NEW YORK ( TheStreet) -- One of the great stock market myths of our time is that Oracle (ORCL - Get Report) made a great deal when it bought Sun Microsystems in early 2010.
Since then the value of Oracle has risen about 45%, sales are up by 63%, and profits are up 56%, on an annual basis. The market is offering a premium multiple of 16.44 for those earnings, against less than 12 for
The belief is that since Oracle sells database software and high-end hardware to scaled enterprises, its earnings are more certain going forward than those of a mere consumer device maker, and Sun is a big reason for this.
But is it? Oracle's hardware sales are trending down,
as noted in reporting on its most recent fiscal quarter by
Oracle was not a hardware company before buying Sun.
Oracle's response is it also acquired key software assets with Sun. These included some of the "crown jewels" of the open source movement -- the mySQL database, the OpenOffice office suite, the OpenSolaris operating system, and Java, the write-once, run-anywhere computer language.
How is that working out?
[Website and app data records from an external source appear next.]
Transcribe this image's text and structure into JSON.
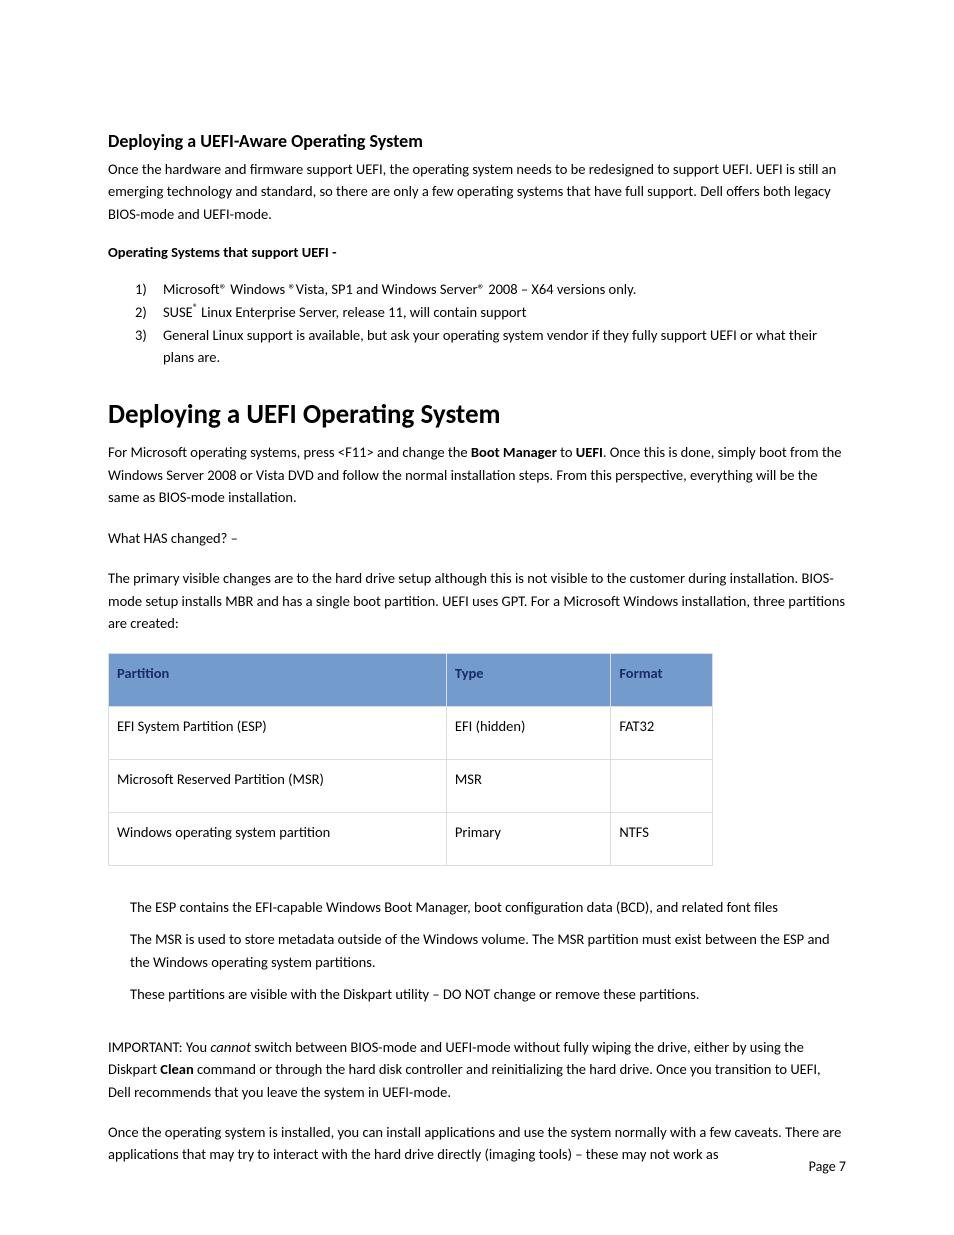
{
  "section1": {
    "heading": "Deploying a UEFI-Aware Operating System",
    "intro": "Once the hardware and firmware support UEFI, the operating system needs to be redesigned to support UEFI. UEFI is still an emerging technology and standard, so there are only a few operating systems that have full support. Dell offers both legacy BIOS-mode and UEFI-mode.",
    "support_heading": "Operating Systems that support UEFI -",
    "list": [
      {
        "marker": "1)",
        "text": "Microsoft® Windows ®Vista, SP1 and Windows Server® 2008 – X64 versions only."
      },
      {
        "marker": "2)",
        "text_pre": "SUSE",
        "sup": "®",
        "text_post": " Linux Enterprise Server, release 11, will contain support"
      },
      {
        "marker": "3)",
        "text": "General Linux support is available, but ask your operating system vendor if they fully support UEFI or what their plans are."
      }
    ]
  },
  "section2": {
    "heading": "Deploying a UEFI Operating System",
    "p1_a": "For Microsoft operating systems, press <F11> and change the ",
    "p1_b1": "Boot Manager",
    "p1_c": " to ",
    "p1_b2": "UEFI",
    "p1_d": ". Once this is done, simply boot from the Windows Server 2008 or Vista DVD and follow the normal installation steps.  From this perspective, everything will be the same as BIOS-mode installation.",
    "p2": "What HAS changed? –",
    "p3": "The primary visible changes are to the hard drive setup although this is not visible to the customer during installation.  BIOS-mode setup installs MBR and has a single boot partition.  UEFI uses GPT.  For a Microsoft Windows installation, three partitions are created:"
  },
  "table": {
    "headers": {
      "partition": "Partition",
      "type": "Type",
      "format": "Format"
    },
    "rows": [
      {
        "partition": "EFI System Partition (ESP)",
        "type": "EFI (hidden)",
        "format": "FAT32"
      },
      {
        "partition": "Microsoft Reserved Partition (MSR)",
        "type": "MSR",
        "format": ""
      },
      {
        "partition": "Windows operating system partition",
        "type": "Primary",
        "format": "NTFS"
      }
    ]
  },
  "notes": {
    "n1": "The ESP contains the EFI-capable Windows Boot Manager, boot configuration data (BCD), and related font files",
    "n2": "The MSR is used to store metadata outside of the Windows volume. The MSR partition must exist between the ESP and the Windows operating system partitions.",
    "n3": "These partitions are visible with the Diskpart utility – DO NOT change or remove these partitions."
  },
  "important": {
    "a": "IMPORTANT:  You ",
    "b_i": "cannot",
    "c": " switch between BIOS-mode and UEFI-mode without fully wiping the drive, either by using the Diskpart ",
    "d_b": "Clean",
    "e": " command or through the hard disk controller and reinitializing the hard drive.  Once you transition to UEFI, Dell recommends that you leave the system in UEFI-mode."
  },
  "closing": "Once the operating system is installed, you can install applications and use the system normally with a few caveats.  There are applications that may try to interact with the hard drive directly (imaging tools) – these may not work as",
  "page_number": "Page 7"
}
Not so well.
Monty Widenius, the outspoken mySQL co-founder, told
in November that
Oracle is breaking its promises
and, in the process, sabotaging his own open source fork of the code, called
OpenOffice has been given over to the
Apache Software Foundation
after European developers became so angry with Oracle's management they created their own fork of the code, called LibreOffice.
I linked to
former Sun evangelist Simon Phipps' story about efforts to fork OpenSolaris.
But this is nothing next to what has happened with Java.
Last week the U.S. Computer Emergency Response Team, or US-CERT,
issued this release
telling users to disable Java 7 in their browsers due to a security threat they could not find a way to fix. Criminals are already using the flaw to infect computers,
Even the U.S. Department of Homeland Security is issuing warnings.